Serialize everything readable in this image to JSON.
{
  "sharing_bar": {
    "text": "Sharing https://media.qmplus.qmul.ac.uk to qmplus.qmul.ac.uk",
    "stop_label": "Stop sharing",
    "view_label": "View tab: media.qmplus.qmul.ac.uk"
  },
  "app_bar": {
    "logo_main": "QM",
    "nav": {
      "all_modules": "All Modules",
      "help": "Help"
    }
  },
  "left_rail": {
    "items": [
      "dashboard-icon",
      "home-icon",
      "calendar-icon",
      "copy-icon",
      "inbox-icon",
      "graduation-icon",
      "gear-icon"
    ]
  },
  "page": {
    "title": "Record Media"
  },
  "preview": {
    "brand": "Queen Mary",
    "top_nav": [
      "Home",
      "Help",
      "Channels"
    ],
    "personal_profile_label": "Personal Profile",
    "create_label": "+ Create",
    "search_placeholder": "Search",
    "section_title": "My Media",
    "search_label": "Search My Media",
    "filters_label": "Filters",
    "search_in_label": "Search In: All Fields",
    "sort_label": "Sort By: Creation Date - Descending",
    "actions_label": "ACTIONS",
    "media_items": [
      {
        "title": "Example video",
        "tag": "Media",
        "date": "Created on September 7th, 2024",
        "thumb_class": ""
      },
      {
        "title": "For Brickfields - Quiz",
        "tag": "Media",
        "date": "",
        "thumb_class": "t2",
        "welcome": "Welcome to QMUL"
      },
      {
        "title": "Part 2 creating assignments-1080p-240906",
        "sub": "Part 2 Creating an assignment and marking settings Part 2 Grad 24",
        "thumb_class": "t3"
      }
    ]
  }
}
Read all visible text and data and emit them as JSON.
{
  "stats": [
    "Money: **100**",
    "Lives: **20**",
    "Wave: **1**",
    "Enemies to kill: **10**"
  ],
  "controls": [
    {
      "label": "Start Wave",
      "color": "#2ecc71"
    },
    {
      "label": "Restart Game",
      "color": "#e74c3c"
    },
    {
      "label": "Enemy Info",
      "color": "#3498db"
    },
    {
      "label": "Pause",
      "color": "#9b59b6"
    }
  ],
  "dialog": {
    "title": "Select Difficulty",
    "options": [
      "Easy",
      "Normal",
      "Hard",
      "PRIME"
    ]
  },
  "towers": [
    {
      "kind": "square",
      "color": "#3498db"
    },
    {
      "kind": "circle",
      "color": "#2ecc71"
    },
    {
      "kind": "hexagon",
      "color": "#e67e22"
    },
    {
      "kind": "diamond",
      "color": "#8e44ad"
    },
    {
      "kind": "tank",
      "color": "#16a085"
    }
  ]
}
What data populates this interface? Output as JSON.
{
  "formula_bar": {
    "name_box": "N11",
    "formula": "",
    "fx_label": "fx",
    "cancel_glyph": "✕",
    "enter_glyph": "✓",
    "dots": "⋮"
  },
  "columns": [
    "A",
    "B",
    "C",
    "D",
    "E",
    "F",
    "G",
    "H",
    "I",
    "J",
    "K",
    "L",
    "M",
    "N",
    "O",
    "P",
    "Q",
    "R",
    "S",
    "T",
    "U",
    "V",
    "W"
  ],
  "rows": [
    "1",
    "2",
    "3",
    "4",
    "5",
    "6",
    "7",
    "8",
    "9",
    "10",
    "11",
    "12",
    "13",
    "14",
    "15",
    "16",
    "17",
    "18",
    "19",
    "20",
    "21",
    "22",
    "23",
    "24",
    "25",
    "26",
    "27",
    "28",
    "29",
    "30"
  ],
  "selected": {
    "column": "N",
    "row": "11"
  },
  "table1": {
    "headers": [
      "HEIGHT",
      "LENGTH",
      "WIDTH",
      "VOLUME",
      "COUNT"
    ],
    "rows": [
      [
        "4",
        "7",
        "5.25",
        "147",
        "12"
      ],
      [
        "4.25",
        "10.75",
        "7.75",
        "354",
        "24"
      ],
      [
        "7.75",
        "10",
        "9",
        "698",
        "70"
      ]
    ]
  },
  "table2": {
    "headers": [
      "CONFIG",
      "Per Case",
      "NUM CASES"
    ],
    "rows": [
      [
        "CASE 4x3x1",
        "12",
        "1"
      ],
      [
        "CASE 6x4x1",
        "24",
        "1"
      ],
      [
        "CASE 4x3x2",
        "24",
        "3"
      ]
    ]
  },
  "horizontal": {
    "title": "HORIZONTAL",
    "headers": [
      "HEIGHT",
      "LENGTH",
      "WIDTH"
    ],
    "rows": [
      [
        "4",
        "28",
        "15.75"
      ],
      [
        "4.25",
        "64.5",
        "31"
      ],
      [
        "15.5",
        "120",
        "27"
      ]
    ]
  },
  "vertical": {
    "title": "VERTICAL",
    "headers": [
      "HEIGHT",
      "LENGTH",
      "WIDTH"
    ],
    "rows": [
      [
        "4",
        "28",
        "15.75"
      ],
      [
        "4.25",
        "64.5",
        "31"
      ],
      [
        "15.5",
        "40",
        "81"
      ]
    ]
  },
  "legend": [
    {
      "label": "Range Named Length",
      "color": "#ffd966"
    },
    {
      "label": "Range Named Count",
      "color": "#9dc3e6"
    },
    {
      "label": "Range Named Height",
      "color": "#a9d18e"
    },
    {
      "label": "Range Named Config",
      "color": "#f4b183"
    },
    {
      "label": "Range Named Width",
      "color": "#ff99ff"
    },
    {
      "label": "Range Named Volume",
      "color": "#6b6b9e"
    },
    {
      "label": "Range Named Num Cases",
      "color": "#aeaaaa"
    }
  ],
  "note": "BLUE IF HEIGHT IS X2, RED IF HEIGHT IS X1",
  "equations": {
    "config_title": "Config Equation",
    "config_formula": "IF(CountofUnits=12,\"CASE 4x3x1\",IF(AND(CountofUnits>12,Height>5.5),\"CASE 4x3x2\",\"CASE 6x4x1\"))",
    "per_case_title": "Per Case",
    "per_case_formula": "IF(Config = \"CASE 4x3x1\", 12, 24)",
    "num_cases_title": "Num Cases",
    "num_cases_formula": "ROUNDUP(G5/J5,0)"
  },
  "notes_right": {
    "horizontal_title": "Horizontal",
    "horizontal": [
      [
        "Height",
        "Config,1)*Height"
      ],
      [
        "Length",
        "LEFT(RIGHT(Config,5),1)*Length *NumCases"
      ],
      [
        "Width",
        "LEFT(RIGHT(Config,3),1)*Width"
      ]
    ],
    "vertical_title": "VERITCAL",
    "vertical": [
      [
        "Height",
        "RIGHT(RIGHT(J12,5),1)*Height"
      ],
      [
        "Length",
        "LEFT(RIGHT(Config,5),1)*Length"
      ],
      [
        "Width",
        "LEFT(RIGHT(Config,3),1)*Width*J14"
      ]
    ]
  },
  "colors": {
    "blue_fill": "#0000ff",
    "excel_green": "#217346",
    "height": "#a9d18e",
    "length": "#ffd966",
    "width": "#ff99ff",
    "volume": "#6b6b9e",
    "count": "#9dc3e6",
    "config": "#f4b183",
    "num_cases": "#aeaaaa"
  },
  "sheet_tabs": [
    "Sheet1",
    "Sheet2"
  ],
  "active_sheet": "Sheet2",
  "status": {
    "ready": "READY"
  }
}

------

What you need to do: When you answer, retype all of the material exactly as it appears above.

Expected output:
Serialize everything readable in this image to JSON.
{
  "sharing_bar": {
    "text": "Sharing https://media.qmplus.qmul.ac.uk to qmplus.qmul.ac.uk",
    "stop_label": "Stop sharing",
    "view_label": "View tab: media.qmplus.qmul.ac.uk"
  },
  "app_bar": {
    "logo_main": "QM",
    "nav": {
      "all_modules": "All Modules",
      "help": "Help"
    }
  },
  "left_rail": {
    "items": [
      "dashboard-icon",
      "home-icon",
      "calendar-icon",
      "copy-icon",
      "inbox-icon",
      "graduation-icon",
      "gear-icon"
    ]
  },
  "page": {
    "title": "Record Media"
  },
  "preview": {
    "brand": "Queen Mary",
    "top_nav": [
      "Home",
      "Help",
      "Channels"
    ],
    "personal_profile_label": "Personal Profile",
    "create_label": "+ Create",
    "search_placeholder": "Search",
    "section_title": "My Media",
    "search_label": "Search My Media",
    "filters_label": "Filters",
    "search_in_label": "Search In: All Fields",
    "sort_label": "Sort By: Creation Date - Descending",
    "actions_label": "ACTIONS",
    "media_items": [
      {
        "title": "Example video",
        "tag": "Media",
        "date": "Created on September 7th, 2024",
        "thumb_class": ""
      },
      {
        "title": "For Brickfields - Quiz",
        "tag": "Media",
        "date": "",
        "thumb_class": "t2",
        "welcome": "Welcome to QMUL"
      },
      {
        "title": "Part 2 creating assignments-1080p-240906",
        "sub": "Part 2 Creating an assignment and marking settings Part 2 Grad 24",
        "thumb_class": "t3"
      }
    ]
  }
}
Read all visible text and data and emit them as JSON.
{
  "stats": [
    "Money: **100**",
    "Lives: **20**",
    "Wave: **1**",
    "Enemies to kill: **10**"
  ],
  "controls": [
    {
      "label": "Start Wave",
      "color": "#2ecc71"
    },
    {
      "label": "Restart Game",
      "color": "#e74c3c"
    },
    {
      "label": "Enemy Info",
      "color": "#3498db"
    },
    {
      "label": "Pause",
      "color": "#9b59b6"
    }
  ],
  "dialog": {
    "title": "Select Difficulty",
    "options": [
      "Easy",
      "Normal",
      "Hard",
      "PRIME"
    ]
  },
  "towers": [
    {
      "kind": "square",
      "color": "#3498db"
    },
    {
      "kind": "circle",
      "color": "#2ecc71"
    },
    {
      "kind": "hexagon",
      "color": "#e67e22"
    },
    {
      "kind": "diamond",
      "color": "#8e44ad"
    },
    {
      "kind": "tank",
      "color": "#16a085"
    }
  ]
}
What data populates this interface? Output as JSON.
{
  "formula_bar": {
    "name_box": "N11",
    "formula": "",
    "fx_label": "fx",
    "cancel_glyph": "✕",
    "enter_glyph": "✓",
    "dots": "⋮"
  },
  "columns": [
    "A",
    "B",
    "C",
    "D",
    "E",
    "F",
    "G",
    "H",
    "I",
    "J",
    "K",
    "L",
    "M",
    "N",
    "O",
    "P",
    "Q",
    "R",
    "S",
    "T",
    "U",
    "V",
    "W"
  ],
  "rows": [
    "1",
    "2",
    "3",
    "4",
    "5",
    "6",
    "7",
    "8",
    "9",
    "10",
    "11",
    "12",
    "13",
    "14",
    "15",
    "16",
    "17",
    "18",
    "19",
    "20",
    "21",
    "22",
    "23",
    "24",
    "25",
    "26",
    "27",
    "28",
    "29",
    "30"
  ],
  "selected": {
    "column": "N",
    "row": "11"
  },
  "table1": {
    "headers": [
      "HEIGHT",
      "LENGTH",
      "WIDTH",
      "VOLUME",
      "COUNT"
    ],
    "rows": [
      [
        "4",
        "7",
        "5.25",
        "147",
        "12"
      ],
      [
        "4.25",
        "10.75",
        "7.75",
        "354",
        "24"
      ],
      [
        "7.75",
        "10",
        "9",
        "698",
        "70"
      ]
    ]
  },
  "table2": {
    "headers": [
      "CONFIG",
      "Per Case",
      "NUM CASES"
    ],
    "rows": [
      [
        "CASE 4x3x1",
        "12",
        "1"
      ],
      [
        "CASE 6x4x1",
        "24",
        "1"
      ],
      [
        "CASE 4x3x2",
        "24",
        "3"
      ]
    ]
  },
  "horizontal": {
    "title": "HORIZONTAL",
    "headers": [
      "HEIGHT",
      "LENGTH",
      "WIDTH"
    ],
    "rows": [
      [
        "4",
        "28",
        "15.75"
      ],
      [
        "4.25",
        "64.5",
        "31"
      ],
      [
        "15.5",
        "120",
        "27"
      ]
    ]
  },
  "vertical": {
    "title": "VERTICAL",
    "headers": [
      "HEIGHT",
      "LENGTH",
      "WIDTH"
    ],
    "rows": [
      [
        "4",
        "28",
        "15.75"
      ],
      [
        "4.25",
        "64.5",
        "31"
      ],
      [
        "15.5",
        "40",
        "81"
      ]
    ]
  },
  "legend": [
    {
      "label": "Range Named Length",
      "color": "#ffd966"
    },
    {
      "label": "Range Named Count",
      "color": "#9dc3e6"
    },
    {
      "label": "Range Named Height",
      "color": "#a9d18e"
    },
    {
      "label": "Range Named Config",
      "color": "#f4b183"
    },
    {
      "label": "Range Named Width",
      "color": "#ff99ff"
    },
    {
      "label": "Range Named Volume",
      "color": "#6b6b9e"
    },
    {
      "label": "Range Named Num Cases",
      "color": "#aeaaaa"
    }
  ],
  "note": "BLUE IF HEIGHT IS X2, RED IF HEIGHT IS X1",
  "equations": {
    "config_title": "Config Equation",
    "config_formula": "IF(CountofUnits=12,\"CASE 4x3x1\",IF(AND(CountofUnits>12,Height>5.5),\"CASE 4x3x2\",\"CASE 6x4x1\"))",
    "per_case_title": "Per Case",
    "per_case_formula": "IF(Config = \"CASE 4x3x1\", 12, 24)",
    "num_cases_title": "Num Cases",
    "num_cases_formula": "ROUNDUP(G5/J5,0)"
  },
  "notes_right": {
    "horizontal_title": "Horizontal",
    "horizontal": [
      [
        "Height",
        "Config,1)*Height"
      ],
      [
        "Length",
        "LEFT(RIGHT(Config,5),1)*Length *NumCases"
      ],
      [
        "Width",
        "LEFT(RIGHT(Config,3),1)*Width"
      ]
    ],
    "vertical_title": "VERITCAL",
    "vertical": [
      [
        "Height",
        "RIGHT(RIGHT(J12,5),1)*Height"
      ],
      [
        "Length",
        "LEFT(RIGHT(Config,5),1)*Length"
      ],
      [
        "Width",
        "LEFT(RIGHT(Config,3),1)*Width*J14"
      ]
    ]
  },
  "colors": {
    "blue_fill": "#0000ff",
    "excel_green": "#217346",
    "height": "#a9d18e",
    "length": "#ffd966",
    "width": "#ff99ff",
    "volume": "#6b6b9e",
    "count": "#9dc3e6",
    "config": "#f4b183",
    "num_cases": "#aeaaaa"
  },
  "sheet_tabs": [
    "Sheet1",
    "Sheet2"
  ],
  "active_sheet": "Sheet2",
  "status": {
    "ready": "READY"
  }
}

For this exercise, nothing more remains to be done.